If we cut through the right-wing efforts to inflame their easily provoked base, we can examine what is really happening here and learn something valuable about the socially conservative mind. Our starting point is to ask what would lead an ordinary person to say "happy holidays" instead of "merry Christmas." Perhaps the person simply wants to wish someone a merry Christmas and a happy New Year in the most efficient manner. "Happy holidays" accomplishes this quite well. However, this is probably not the speaker's motivation in most cases.
Perhaps the speaker does not know his or her audience well enough to know the listener's religious beliefs. Thus, "happy holidays" is selected because it covers all possible holidays that the listener might celebrate (e.g., Christmas, Hanukkah, Kwanzaa, the Winter Solstice, or my personal favorite, Festivus). But why would the speaker do this? Why not simply assume that everyone one encounters is Christian? By opting for "happy holidays," the speaker is recognizing that not everyone shares his or her beliefs and that those who do not are still deserving of respect. Is this political correctness run amok or simply a healthy sensitivity to cultural differences?
When the Christian meets a complete stranger as says "merry Christmas," we have a few possible motives to examine. First, the statement may indicate that the Christian genuinely believes that the stranger share his or her beliefs. Perhaps this derives from simple ignorance in that the Christian routinely assumes that everyone shares his or her beliefs. Of course, this is hard to imagine in light of the efforts of right-wing pundits to convince their base that they are under constant attack by a liberal media and secular army seeking to ban their bible and eradicate their holidays. A second and much more likely possibility is that the Christian has simply never thought about how hearing "merry Christmas" feels to a person who practices another religion. The Christian is used to being in the majority and has probably never been surrounded with people wishing him or her "happy Hanukkah" or something similar. This is a different form of ignorance, but it is still ignorance. In this scenario, the Christian has never felt the need to put him or herself in the shoes of another. Thus, this type of ignorance involves a lack of empathy for others.

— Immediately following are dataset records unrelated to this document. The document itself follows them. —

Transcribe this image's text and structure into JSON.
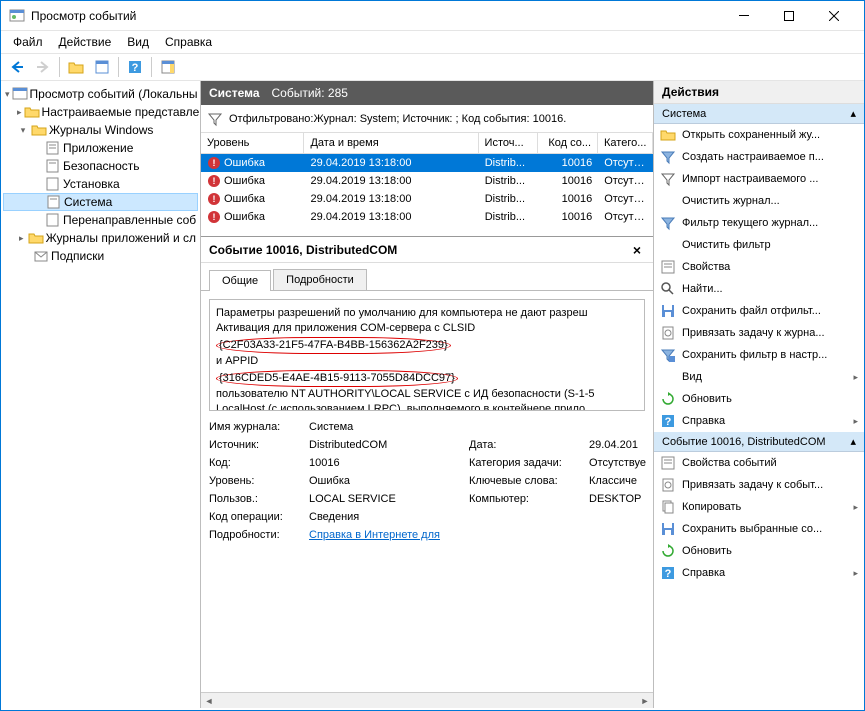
{
  "window": {
    "title": "Просмотр событий"
  },
  "menu": {
    "file": "Файл",
    "action": "Действие",
    "view": "Вид",
    "help": "Справка"
  },
  "tree": {
    "root": "Просмотр событий (Локальны",
    "custom": "Настраиваемые представле",
    "winlogs": "Журналы Windows",
    "app": "Приложение",
    "security": "Безопасность",
    "setup": "Установка",
    "system": "Система",
    "forwarded": "Перенаправленные соб",
    "appservices": "Журналы приложений и сл",
    "subs": "Подписки"
  },
  "header": {
    "title": "Система",
    "count_label": "Событий: 285"
  },
  "filter_text": "Отфильтровано:Журнал: System; Источник: ; Код события: 10016.",
  "columns": {
    "level": "Уровень",
    "datetime": "Дата и время",
    "source": "Источ...",
    "code": "Код со...",
    "category": "Катего..."
  },
  "events": [
    {
      "level": "Ошибка",
      "dt": "29.04.2019 13:18:00",
      "src": "Distrib...",
      "code": "10016",
      "cat": "Отсутс..."
    },
    {
      "level": "Ошибка",
      "dt": "29.04.2019 13:18:00",
      "src": "Distrib...",
      "code": "10016",
      "cat": "Отсутс..."
    },
    {
      "level": "Ошибка",
      "dt": "29.04.2019 13:18:00",
      "src": "Distrib...",
      "code": "10016",
      "cat": "Отсутс..."
    },
    {
      "level": "Ошибка",
      "dt": "29.04.2019 13:18:00",
      "src": "Distrib...",
      "code": "10016",
      "cat": "Отсутс..."
    }
  ],
  "detail": {
    "title": "Событие 10016, DistributedCOM",
    "tab_general": "Общие",
    "tab_details": "Подробности",
    "desc_l1": "Параметры разрешений по умолчанию для компьютера не дают разреш",
    "desc_l2": "Активация для приложения COM-сервера с CLSID",
    "clsid": "{C2F03A33-21F5-47FA-B4BB-156362A2F239}",
    "desc_l3": " и APPID",
    "appid": "{316CDED5-E4AE-4B15-9113-7055D84DCC97}",
    "desc_l4": " пользователю NT AUTHORITY\\LOCAL SERVICE с ИД безопасности (S-1-5",
    "desc_l5": "LocalHost (с использованием LRPC), выполняемого в контейнере прило",
    "kv": {
      "log_k": "Имя журнала:",
      "log_v": "Система",
      "src_k": "Источник:",
      "src_v": "DistributedCOM",
      "date_k": "Дата:",
      "date_v": "29.04.201",
      "code_k": "Код:",
      "code_v": "10016",
      "cat_k": "Категория задачи:",
      "cat_v": "Отсутствуе",
      "lvl_k": "Уровень:",
      "lvl_v": "Ошибка",
      "kw_k": "Ключевые слова:",
      "kw_v": "Классиче",
      "user_k": "Пользов.:",
      "user_v": "LOCAL SERVICE",
      "comp_k": "Компьютер:",
      "comp_v": "DESKTOP",
      "op_k": "Код операции:",
      "op_v": "Сведения",
      "more_k": "Подробности:",
      "more_v": "Справка в Интернете для"
    }
  },
  "actions": {
    "header": "Действия",
    "section1": "Система",
    "section2": "Событие 10016, DistributedCOM",
    "items1": [
      "Открыть сохраненный жу...",
      "Создать настраиваемое п...",
      "Импорт настраиваемого ...",
      "Очистить журнал...",
      "Фильтр текущего журнал...",
      "Очистить фильтр",
      "Свойства",
      "Найти...",
      "Сохранить файл отфильт...",
      "Привязать задачу к журна...",
      "Сохранить фильтр в настр...",
      "Вид",
      "Обновить",
      "Справка"
    ],
    "items2": [
      "Свойства событий",
      "Привязать задачу к событ...",
      "Копировать",
      "Сохранить выбранные со...",
      "Обновить",
      "Справка"
    ]
  }
}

A third possibility is that the Christian knows full well that others don't share his or her beliefs, understands perfectly well how his or her greeting may affect people, and simply doesn't give a damn. This is the Christian who might say something like, "This is America, and in America we celebrate Christmas." This is the hostile neoconservative sort of Christian which Bill O'Reilly seems to represent. "If the listener has a problem with my greeting, that's their problem. I'm not going to change my behavior for anyone."
In the context of corporate America, we see similar reasoning but on a larger scale. By setting a policy that employees of a particular store will wish customers "happy holidays," the corporation is is demonstrating recognition that this greeting captures all possible holidays and carries little risk of excluding anyone. In fact, the only group who seems offended by it are the Christians. And why do they take offense? They take offense because their right not to respect non-Christian beliefs is not being honored. This is what makes me suspect that many more Christians belong to the third category I mentioned above than one might otherwise guess. These Christians want to hear "merry Christmas," and they don't care how this greeting affects others. When this attitude wins, intolerance wins.
For other atheist perspectives on Christmas, check out Pharyngula, Biblioblography, Daylight Atheism, Kazim's Corner, and Evangelical Atheist. Finally, don't forgot, the Christmas Eve edition of Carnival of the Godless will be held at God is for Suckers!
Tags: war on Christmas, Christmas, religion, Christian, atheism, atheist, holiday